Because Respondent failed to submit an answer to the Complaint, and given that the allegations of the Complaint prima facie do not raise substantial doubts, the Panelist accepts as true all allegations set forth in the Complaint and holds that Respondent has no rights or legitimate interests in respect of the Domain Name.
C. Registered and Used in Bad Faith
The Panel is convinced that Respondent registered and has been using the Domain Name in bad faith, to intentionally attract for commercial gain Internet users to his website by trading on the goodwill associated with the VIAGRA brand and mark and creating a likelihood of confusion with Complainant’s mark as to the source, sponsorship, affiliation or endorsement of Respondent’s website and of the products and services offered on the site (paragraph 4 c (iv) of the Policy).
As mentioned in paragraph 6(A) above, Complainant’s trademark “VIAGRA” has acquired worldwide reputation, identifying the sildenafil citrate pharmaceutical product developed, manufactured and marketed by Complainant. It is therefore inconceivable that Respondent registered the Domain Name unaware of Complainant’s rights in its VIAGRA mark and with an intent to use it in good faith. Respondent appears rather to have intentionally registered the Domain Name, entirely incorporating Complainant’s mark, to take advantage of the goodwill associated with the VIAGRA trademark.

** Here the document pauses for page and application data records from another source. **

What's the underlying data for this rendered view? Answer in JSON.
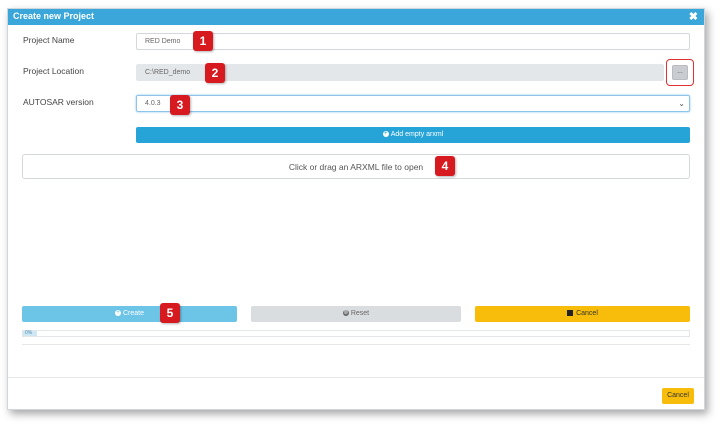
{
  "window": {
    "title": "Create new Project",
    "close_glyph": "✖"
  },
  "form": {
    "project_name_label": "Project Name",
    "project_name_value": "RED Demo",
    "project_location_label": "Project Location",
    "project_location_value": "C:\\RED_demo",
    "browse_label": "...",
    "autosar_version_label": "AUTOSAR version",
    "autosar_version_value": "4.0.3",
    "chevron_glyph": "⌄"
  },
  "actions": {
    "add_empty_arxml": "Add empty arxml",
    "dropzone_text": "Click or drag an ARXML file to open",
    "create": "Create",
    "reset": "Reset",
    "cancel": "Cancel",
    "plus_glyph": "+",
    "reset_glyph": "⊗"
  },
  "progress": {
    "value_label": "0%",
    "value": 0
  },
  "footer": {
    "cancel": "Cancel"
  },
  "callouts": [
    "1",
    "2",
    "3",
    "4",
    "5"
  ],
  "colors": {
    "titlebar": "#3aa6d9",
    "primary": "#27a4d7",
    "create": "#6cc5e6",
    "reset": "#dadddf",
    "cancel": "#f7bd0a",
    "callout": "#d71920",
    "highlight": "#e03030"
  },
  "icons": {
    "close": "close-icon",
    "plus": "plus-circle-icon",
    "reset": "reset-circle-icon",
    "stop": "stop-square-icon",
    "chevron": "chevron-down-icon"
  }
}
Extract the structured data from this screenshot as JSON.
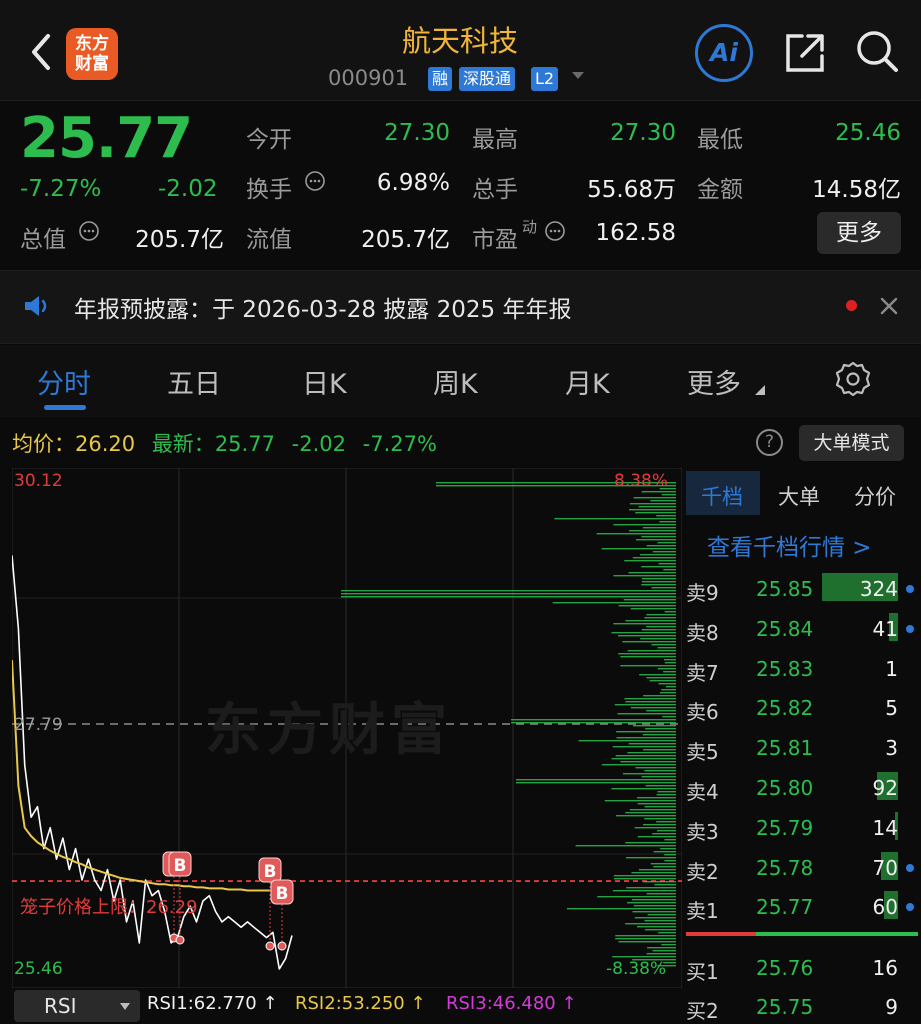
{
  "header": {
    "logo_line1": "东方",
    "logo_line2": "财富",
    "title": "航天科技",
    "code": "000901",
    "tags": [
      "融",
      "深股通",
      "L2"
    ],
    "ai_label": "Ai"
  },
  "quote": {
    "price": "25.77",
    "change_pct": "-7.27%",
    "change": "-2.02",
    "fields": {
      "open_label": "今开",
      "open": "27.30",
      "high_label": "最高",
      "high": "27.30",
      "low_label": "最低",
      "low": "25.46",
      "turnover_label": "换手",
      "turnover": "6.98%",
      "volume_label": "总手",
      "volume": "55.68万",
      "amount_label": "金额",
      "amount": "14.58亿",
      "mcap_label": "总值",
      "mcap": "205.7亿",
      "float_label": "流值",
      "float": "205.7亿",
      "pe_label": "市盈",
      "pe_sup": "动",
      "pe": "162.58"
    },
    "more_label": "更多"
  },
  "notice": {
    "text": "年报预披露：于 2026-03-28 披露 2025 年年报"
  },
  "tabs": [
    "分时",
    "五日",
    "日K",
    "周K",
    "月K",
    "更多"
  ],
  "active_tab": 0,
  "infobar": {
    "avg_label": "均价：",
    "avg": "26.20",
    "latest_label": "最新：",
    "latest": "25.77",
    "change": "-2.02",
    "change_pct": "-7.27%",
    "help": "?",
    "mode_label": "大单模式"
  },
  "chart_data": {
    "type": "line",
    "y_top": "30.12",
    "y_mid": "27.79",
    "y_bottom": "25.46",
    "pct_top": "8.38%",
    "pct_bottom": "-8.38%",
    "ylim": [
      25.46,
      30.12
    ],
    "watermark": "东方财富",
    "limit_label": "笼子价格上限：26.29",
    "limit_value": 26.29,
    "markers": [
      "B",
      "B",
      "B",
      "B"
    ],
    "series": [
      {
        "name": "price",
        "color": "#ffffff",
        "values": [
          29.4,
          28.7,
          27.4,
          26.9,
          27.0,
          26.6,
          26.8,
          26.5,
          26.7,
          26.4,
          26.6,
          26.3,
          26.5,
          26.3,
          26.2,
          26.4,
          26.1,
          26.3,
          25.9,
          26.1,
          25.7,
          26.3,
          26.15,
          26.2,
          26.0,
          25.7,
          25.75,
          25.95,
          26.05,
          25.9,
          26.1,
          26.15,
          26.0,
          25.9,
          25.95,
          25.9,
          25.85,
          25.9,
          25.85,
          25.8,
          25.75,
          25.8,
          25.45,
          25.55,
          25.77
        ]
      },
      {
        "name": "avg",
        "color": "#e8c84a",
        "values": [
          28.4,
          27.2,
          26.8,
          26.72,
          26.66,
          26.62,
          26.58,
          26.55,
          26.52,
          26.5,
          26.47,
          26.45,
          26.42,
          26.4,
          26.38,
          26.36,
          26.34,
          26.32,
          26.31,
          26.3,
          26.29,
          26.28,
          26.27,
          26.26,
          26.26,
          26.25,
          26.25,
          26.24,
          26.24,
          26.23,
          26.23,
          26.22,
          26.22,
          26.22,
          26.21,
          26.21,
          26.21,
          26.2,
          26.2,
          26.2,
          26.2,
          26.2,
          26.2,
          26.2,
          26.2
        ]
      }
    ]
  },
  "depth": {
    "tabs": [
      "千档",
      "大单",
      "分价"
    ],
    "link": "查看千档行情 >",
    "asks": [
      {
        "label": "卖9",
        "price": "25.85",
        "vol": "324",
        "bar": 1.0,
        "dot": true
      },
      {
        "label": "卖8",
        "price": "25.84",
        "vol": "41",
        "bar": 0.12,
        "dot": true
      },
      {
        "label": "卖7",
        "price": "25.83",
        "vol": "1",
        "bar": 0,
        "dot": false
      },
      {
        "label": "卖6",
        "price": "25.82",
        "vol": "5",
        "bar": 0,
        "dot": false
      },
      {
        "label": "卖5",
        "price": "25.81",
        "vol": "3",
        "bar": 0,
        "dot": false
      },
      {
        "label": "卖4",
        "price": "25.80",
        "vol": "92",
        "bar": 0.28,
        "dot": false
      },
      {
        "label": "卖3",
        "price": "25.79",
        "vol": "14",
        "bar": 0.04,
        "dot": false
      },
      {
        "label": "卖2",
        "price": "25.78",
        "vol": "70",
        "bar": 0.22,
        "dot": true
      },
      {
        "label": "卖1",
        "price": "25.77",
        "vol": "60",
        "bar": 0.18,
        "dot": true
      }
    ],
    "bids": [
      {
        "label": "买1",
        "price": "25.76",
        "vol": "16"
      },
      {
        "label": "买2",
        "price": "25.75",
        "vol": "9"
      }
    ]
  },
  "rsi": {
    "selector": "RSI",
    "rsi1": "RSI1:62.770 ↑",
    "rsi2": "RSI2:53.250 ↑",
    "rsi3": "RSI3:46.480 ↑"
  }
}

Furthermore, the printout of the relevant pages of Respondent’s website “generic-viagra-online.com” shows that Respondent has been using the Domain Name to promote and sell, for commercial gain, sildenafil citrate pharmaceutical products as “generic Viagra”, which directly compete with Complainant’s genuine Viagra.
This is further evidence of Respondent’s bad faith registration and use of the Domain Name under paragraph 4 (c) (iii) of the Policy (Kabushiki Kaisha Toshiba d/b/a Toshiba Corp. v. Liu Xingdong, WIPO Case No. D2003-0408; Ansell Healthcare Products Inc. v. Australian Therapeutics Supplies Pty, Ltd., WIPO Case No. D2001-0110; The Body Shop International plc v. A-Team/ Lasse Nygaard, WIPO Case No. DAS2003-0001; Bartercard Ltd & Bartercard International Pty Ltd . v. Ashton-Hall Computer Services., WIPO Case No. D2000-0177).
In addition, the fact that Respondent’s website is affiliated with an online pharmacy, which promises up to 25% commission for each sale made with any Internet user captured through the affiliates’ websites, shows Respondent’s intent, for commercial gain, to re-direct Internet users, especially potential customers of Complainant, from the latter’s website to the web page of the “Generic Cialis Pharmacy”, which directly competes with Complainant. As the Panel found in NetWizards, Inc. v. Spectrum Enterprises, WIPO Case No. D2000-1768 “the registration and use of a domain name to re-direct Internet users to websites of competing organizations constituted bad faith use and registration” (see also Zwack Unicum Rt. v. Erica J. Duna, WIPO Case No. D2000-0037, E.R. Squibb & Sons LLC. v. Roy Duke, WIPO Case No. D2003-0806).
In the light of the foregoing, Respondent’s conduct amounts to unfair competition because current and potential Viagra users may choose a competitor’s product based on the absence of Complainant’s product in the website to which they are re-directed.
For all the foregoing reasons, the Panel orders, in accordance with Paragraphs 4(i) of the Policy and 15 of the Rules, that the Domain Name <generic-viagra-online.com> be transferred to Complainant.
Dated: September 22, 2004